SQL Optimization Techniques

Before you start fidgeting with individual SQL statements, it is important to note that hints are probably the last thing you should consider adding when attempting to optimize your code. There are several levels of optimization and it is recommended that you start with the server, then the database instance, and finally go down through the database objects to individual statements. After all, the effect of any changes made to individual statements, particularly hints, may be lost when the database is fine-tuned later on.

As a database developer/architect you may not want to tread the path that leads to the desk of the DBA. Fortunately, there is a bunch of things you can do to improve the runtime performance of your statements:

  • Optimize access structures:

    • Database design and normalization.

    • Tables: heap or index-organized tables, and table or indexed clusters.

    • Indexes.

    • Constraints.

    • Materialized views.

    • Partitioning schemes.

    • Statistics, including a comprehensive refresh strategy.

  • Rewrite SQL statements:

    • Exclude projections that are not required.

    • Minimize the amount of work done more than once.

    • Factor subqueries that are used multiple times in the same statement.

    • Use EXISTS instead of IN because the former stops processing once it has found a match.

    • Use CASE and/or DECODE to avoid having to scan the same rows over and over again, especially for aggregation functions that act on different subsets of the same data.

    • Use analytic functions to do multiple or moving/rolling aggregations with a single pass through the data.

    • Avoid scalar subqueries in the SELECT-list.

    • Use joins instead of subqueries, as it gives the optimizer more room to play around in.

    • Say what you mean and pick the right join: if you only need an inner join don’t write an outer join.

    • Add logically superfluous predicates that may still aid in the search for an optimal execution plan, particularly for outer joins.

    • Avoid implicit conversions of data types, especially in the WHERE clause.

    • Write WHERE clause predicates with a close eye on the indexes available, including the leading edge of a composite index.

    • Avoid, whenever possible, comparison operators such as <>, NOT IN, NOT EXISTS, and LIKE without a leading '%' for indexed columns in predicates.

    • Do not apply functions on indexed columns in the WHERE clause when there is no corresponding function-based index.

    • Don’t abuse HAVING to filter rows before aggregating.

    • Avoid unnecessary sorts, including when UNION ALL rather than UNION is applicable.

    • Avoid DISTINCT unless you have to use it.

    • Use PL/SQL, especially packages with stored procedures (and bind variables) and shared cursors to provide a clean interface through which all data requests are handled.

    • Add hints once you have determined that it is right and necessary to do so.

The advantage of PL/SQL packages to provide all data to users is that there is, when set up properly, exactly one place where a query is written, and that’s the only place where you have to go to to change anything, should you ever wish or need to modify the code.
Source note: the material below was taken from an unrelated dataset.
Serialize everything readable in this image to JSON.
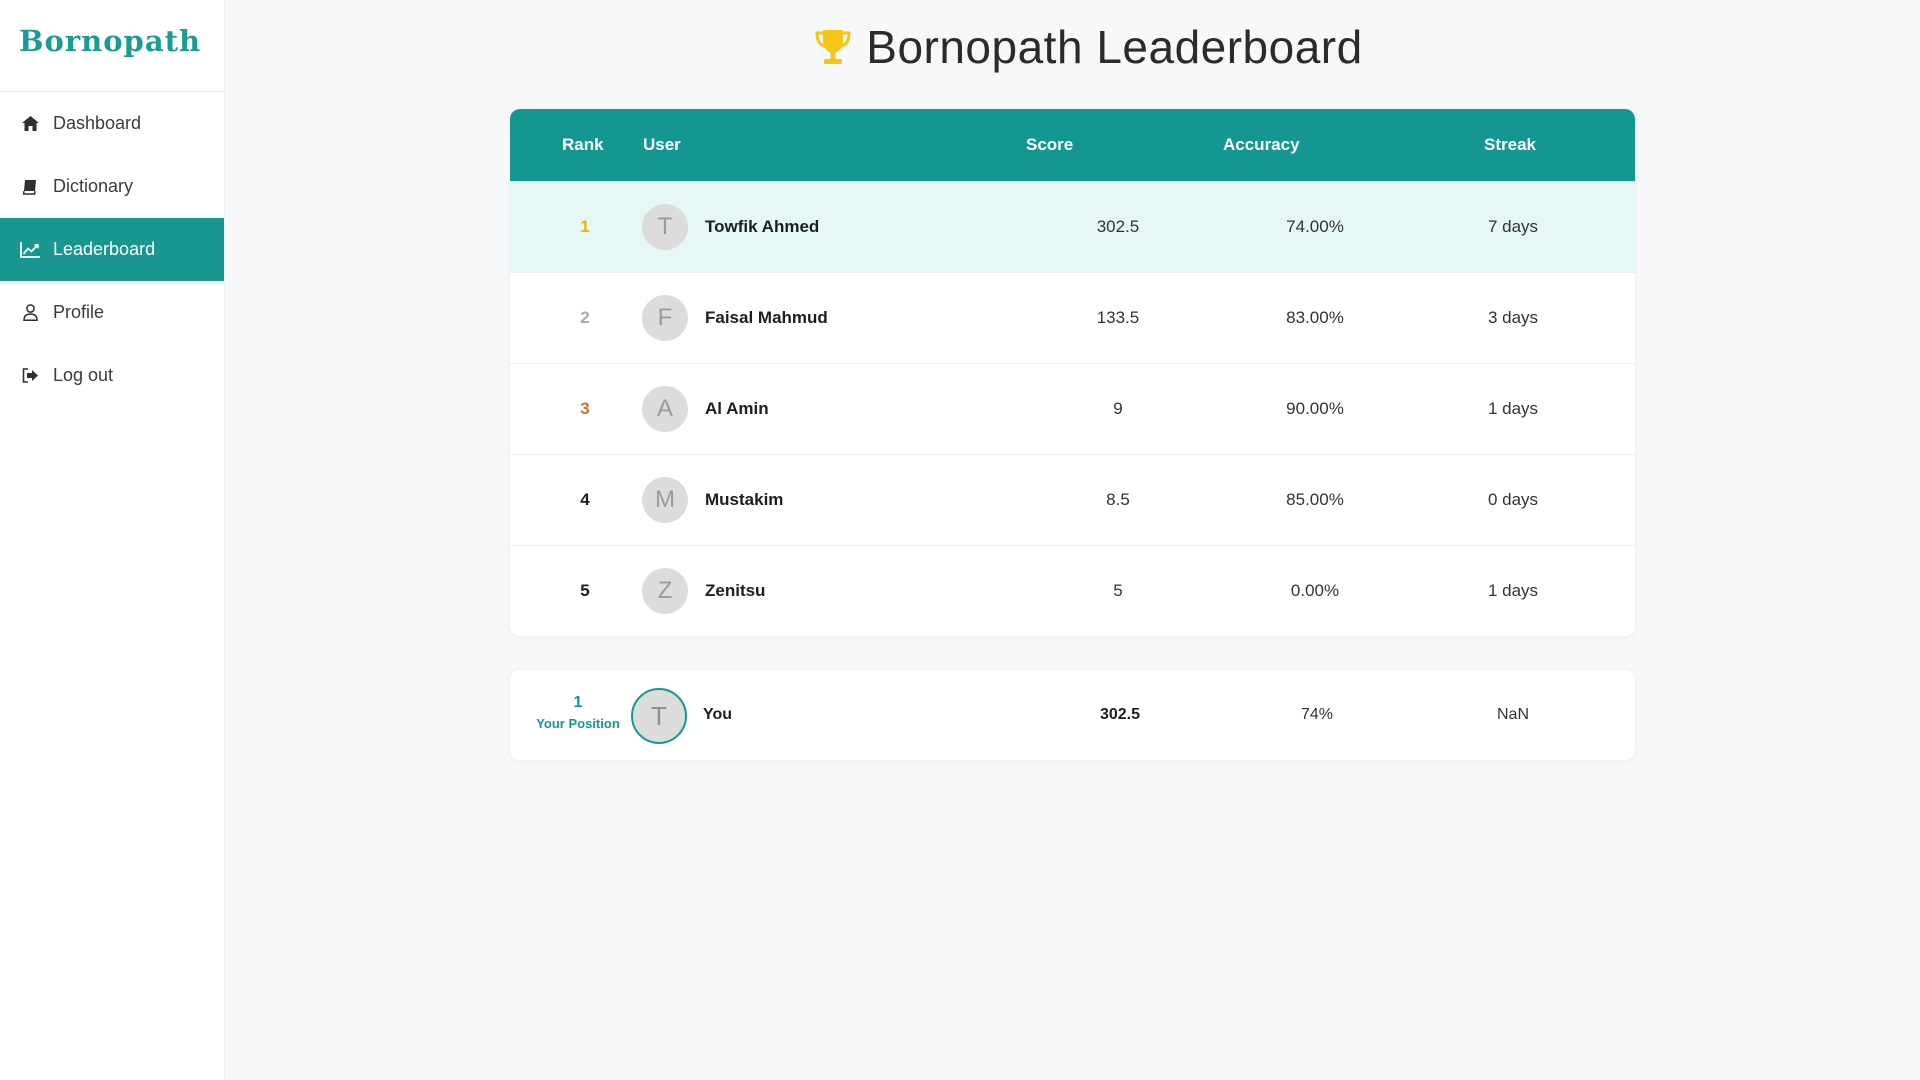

PL/SQL will be in our sights in the next part but suffice to say it is the key to maintainable code on Oracle. Obviously, ad-hoc queries cannot benefit from packages, but at least they profit from having solid access structures, which are of course important to PL/SQL too.

One important thing to keep in mind is that you should always strive to write efficient, legible code, but that premature optimization is not the way to go. Premature optimization involves tinkering with access structures and execution plans; it does not include simplifying, refactoring and rewriting queries in ways that enable Oracle to optimally use the database objects involved.

Rewriting queries with or without hints and studying the corresponding execution plans is tedious and best left for high-impact SQL only: queries that process many rows, have a high number of buffer gets, require many disk reads, consume a lot of memory or CPU time, perform many sorts, and/or are executed frequently. You can identify such queries from the dynamic performance views. Whatever you, the database developer, do, be consistent and document your findings, so that all developers on your team may benefit from your experiences.